To appease this disheartening idea, I tend not to clump time together. Maybe I did once upon a time. I remember thinking 4th grade was a pretty rough year. But, I came to realize, there's some really great times in every day of every week of every month which come to make up every year. And if one puts all their hopes in the concept of "the year", the way they hope "the year" to be....well, a disappointment is sure to arrive at the door. Time is a great equalizer, but it can't make you happy or bring you down. Time is a concept created by humankind. It's what you DO with that time that will create what that time means to you when it's past.
Happy New Year, indeed. Happy all of it!
A few months ago, I met a very talented girl, Sonja, and we quickly became studio mates and very soon after, she had to make some big changes and one of them was not keeping the studio. It was a shame to see her go, but as all good things must come to an end, and in the way that a door closes and a window opens... it made way for my new studio mate, Brian McDonald. I'm thrilled to be sharing a space with Brian and all his talent. He was the one of the first artists I'd seen when we moved here to SF and I was dying to own a piece but couldn't afford it. Now, he's making those said pieces alongside me in our studio space (well, not really alongside me, since we're rarely there at the same time...but i get to see it all every time i'm there!). Anyhoo, he recently sent me an email with a great compliment. He'd found a book of work by Tony Fitzpatrick, beautiful, amazing work, and he wrote that Fitzpatrick's work reminded him of my work (which was thrilling me to no end!).
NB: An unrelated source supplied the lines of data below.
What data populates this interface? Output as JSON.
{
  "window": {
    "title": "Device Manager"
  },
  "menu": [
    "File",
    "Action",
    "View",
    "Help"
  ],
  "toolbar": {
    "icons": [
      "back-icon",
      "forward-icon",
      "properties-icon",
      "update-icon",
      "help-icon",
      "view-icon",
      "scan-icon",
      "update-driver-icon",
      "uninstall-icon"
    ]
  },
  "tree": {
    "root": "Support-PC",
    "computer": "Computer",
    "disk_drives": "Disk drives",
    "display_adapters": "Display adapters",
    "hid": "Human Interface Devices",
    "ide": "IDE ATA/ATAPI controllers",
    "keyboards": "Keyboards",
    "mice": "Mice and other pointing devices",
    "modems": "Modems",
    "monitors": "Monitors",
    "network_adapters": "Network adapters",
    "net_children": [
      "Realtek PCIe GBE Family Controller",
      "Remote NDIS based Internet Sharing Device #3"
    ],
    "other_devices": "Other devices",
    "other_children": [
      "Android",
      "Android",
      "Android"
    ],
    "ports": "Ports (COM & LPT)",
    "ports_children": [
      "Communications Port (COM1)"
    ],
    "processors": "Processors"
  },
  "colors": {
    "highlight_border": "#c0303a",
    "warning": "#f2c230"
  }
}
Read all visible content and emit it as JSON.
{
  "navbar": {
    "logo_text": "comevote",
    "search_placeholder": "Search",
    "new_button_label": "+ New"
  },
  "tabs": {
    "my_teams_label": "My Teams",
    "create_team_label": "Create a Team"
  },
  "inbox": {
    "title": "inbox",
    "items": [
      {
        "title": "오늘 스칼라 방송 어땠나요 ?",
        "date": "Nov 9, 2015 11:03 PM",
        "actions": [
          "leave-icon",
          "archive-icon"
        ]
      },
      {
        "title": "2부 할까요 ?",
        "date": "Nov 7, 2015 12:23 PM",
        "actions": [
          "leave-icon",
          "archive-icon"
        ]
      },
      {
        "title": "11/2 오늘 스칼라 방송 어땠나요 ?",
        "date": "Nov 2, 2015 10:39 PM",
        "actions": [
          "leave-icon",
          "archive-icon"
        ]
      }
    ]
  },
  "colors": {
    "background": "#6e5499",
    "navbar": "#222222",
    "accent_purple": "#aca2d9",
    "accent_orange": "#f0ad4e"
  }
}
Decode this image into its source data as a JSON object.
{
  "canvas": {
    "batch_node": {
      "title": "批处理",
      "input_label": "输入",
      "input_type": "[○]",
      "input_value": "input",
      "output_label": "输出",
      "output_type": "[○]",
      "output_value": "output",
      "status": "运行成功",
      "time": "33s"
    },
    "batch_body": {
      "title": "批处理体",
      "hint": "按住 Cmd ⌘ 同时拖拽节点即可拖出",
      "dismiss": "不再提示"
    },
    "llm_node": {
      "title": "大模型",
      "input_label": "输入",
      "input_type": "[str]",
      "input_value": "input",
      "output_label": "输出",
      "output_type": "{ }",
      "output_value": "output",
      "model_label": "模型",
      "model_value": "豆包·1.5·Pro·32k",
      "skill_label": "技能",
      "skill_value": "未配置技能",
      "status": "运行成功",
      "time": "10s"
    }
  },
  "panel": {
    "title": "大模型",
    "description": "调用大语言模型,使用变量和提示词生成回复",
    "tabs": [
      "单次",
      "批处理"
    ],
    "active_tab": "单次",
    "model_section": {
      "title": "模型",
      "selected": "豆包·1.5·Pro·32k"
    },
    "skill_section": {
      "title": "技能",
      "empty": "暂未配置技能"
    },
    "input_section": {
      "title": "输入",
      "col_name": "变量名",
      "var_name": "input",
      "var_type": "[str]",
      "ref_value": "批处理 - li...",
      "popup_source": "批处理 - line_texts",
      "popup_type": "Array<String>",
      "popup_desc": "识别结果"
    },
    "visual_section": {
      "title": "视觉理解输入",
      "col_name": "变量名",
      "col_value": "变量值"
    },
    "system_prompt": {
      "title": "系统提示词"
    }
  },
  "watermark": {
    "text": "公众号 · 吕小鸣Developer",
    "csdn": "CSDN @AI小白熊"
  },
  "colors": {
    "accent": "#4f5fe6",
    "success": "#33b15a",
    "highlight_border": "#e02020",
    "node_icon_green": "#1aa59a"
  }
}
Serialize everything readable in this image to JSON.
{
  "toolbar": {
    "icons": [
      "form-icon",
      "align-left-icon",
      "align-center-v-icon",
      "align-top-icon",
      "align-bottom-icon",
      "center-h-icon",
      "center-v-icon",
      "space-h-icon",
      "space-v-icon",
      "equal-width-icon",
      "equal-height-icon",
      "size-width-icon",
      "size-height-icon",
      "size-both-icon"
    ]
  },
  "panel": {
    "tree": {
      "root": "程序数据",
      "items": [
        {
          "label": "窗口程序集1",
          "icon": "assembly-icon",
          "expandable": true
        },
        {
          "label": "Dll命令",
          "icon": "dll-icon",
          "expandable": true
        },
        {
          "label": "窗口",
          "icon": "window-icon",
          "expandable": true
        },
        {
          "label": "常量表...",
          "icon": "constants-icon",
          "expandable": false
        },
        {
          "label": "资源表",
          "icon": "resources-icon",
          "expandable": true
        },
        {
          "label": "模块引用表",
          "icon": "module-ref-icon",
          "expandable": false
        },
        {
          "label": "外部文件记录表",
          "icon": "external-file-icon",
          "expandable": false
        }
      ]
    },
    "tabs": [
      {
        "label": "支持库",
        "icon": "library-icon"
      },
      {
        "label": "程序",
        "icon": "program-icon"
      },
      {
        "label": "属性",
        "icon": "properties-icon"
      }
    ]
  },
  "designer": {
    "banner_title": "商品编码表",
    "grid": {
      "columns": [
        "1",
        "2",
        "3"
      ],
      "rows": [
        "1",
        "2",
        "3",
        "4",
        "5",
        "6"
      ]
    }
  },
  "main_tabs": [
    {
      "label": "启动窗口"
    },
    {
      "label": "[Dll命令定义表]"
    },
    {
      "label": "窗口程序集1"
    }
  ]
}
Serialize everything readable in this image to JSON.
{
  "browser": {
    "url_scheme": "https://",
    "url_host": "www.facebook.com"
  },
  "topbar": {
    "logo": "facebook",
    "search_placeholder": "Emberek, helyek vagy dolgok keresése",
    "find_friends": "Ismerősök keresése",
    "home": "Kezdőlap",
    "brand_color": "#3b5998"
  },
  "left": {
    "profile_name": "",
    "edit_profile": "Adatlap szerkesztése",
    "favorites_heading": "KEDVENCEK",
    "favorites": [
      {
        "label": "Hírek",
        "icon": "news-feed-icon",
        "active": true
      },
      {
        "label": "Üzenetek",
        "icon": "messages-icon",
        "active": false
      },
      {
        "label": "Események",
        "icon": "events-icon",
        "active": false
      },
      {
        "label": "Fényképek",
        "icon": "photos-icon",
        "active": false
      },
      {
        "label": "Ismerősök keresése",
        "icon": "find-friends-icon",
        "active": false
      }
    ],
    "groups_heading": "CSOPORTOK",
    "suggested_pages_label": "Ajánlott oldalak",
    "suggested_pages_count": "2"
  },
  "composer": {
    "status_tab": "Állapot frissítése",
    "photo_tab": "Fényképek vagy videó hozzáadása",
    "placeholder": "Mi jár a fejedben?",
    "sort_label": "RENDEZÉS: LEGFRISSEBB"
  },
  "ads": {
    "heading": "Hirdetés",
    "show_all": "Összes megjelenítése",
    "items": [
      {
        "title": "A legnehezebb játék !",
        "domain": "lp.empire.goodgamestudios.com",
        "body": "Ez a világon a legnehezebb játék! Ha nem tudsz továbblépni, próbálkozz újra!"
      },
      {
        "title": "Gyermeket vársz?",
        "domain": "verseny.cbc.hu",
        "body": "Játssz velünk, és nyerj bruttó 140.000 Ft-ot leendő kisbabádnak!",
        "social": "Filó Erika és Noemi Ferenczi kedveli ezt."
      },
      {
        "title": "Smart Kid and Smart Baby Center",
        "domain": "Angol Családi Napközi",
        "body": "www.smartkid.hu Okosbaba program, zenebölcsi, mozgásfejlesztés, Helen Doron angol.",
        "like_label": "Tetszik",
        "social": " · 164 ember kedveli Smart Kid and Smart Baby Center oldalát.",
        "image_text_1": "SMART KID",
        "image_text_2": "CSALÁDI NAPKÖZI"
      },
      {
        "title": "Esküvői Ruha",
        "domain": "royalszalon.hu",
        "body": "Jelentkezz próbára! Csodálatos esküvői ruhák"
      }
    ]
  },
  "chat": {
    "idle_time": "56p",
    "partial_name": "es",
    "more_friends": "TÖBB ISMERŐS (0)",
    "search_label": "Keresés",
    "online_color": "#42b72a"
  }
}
I can't help but become completely moved by Fitzpatrick's pieces, and really, I would pay the same compliment back to Brian: Fitzpatrick's intricate collages remind me of Brian's.
So, I guess we're all in just the right place, in just the right time.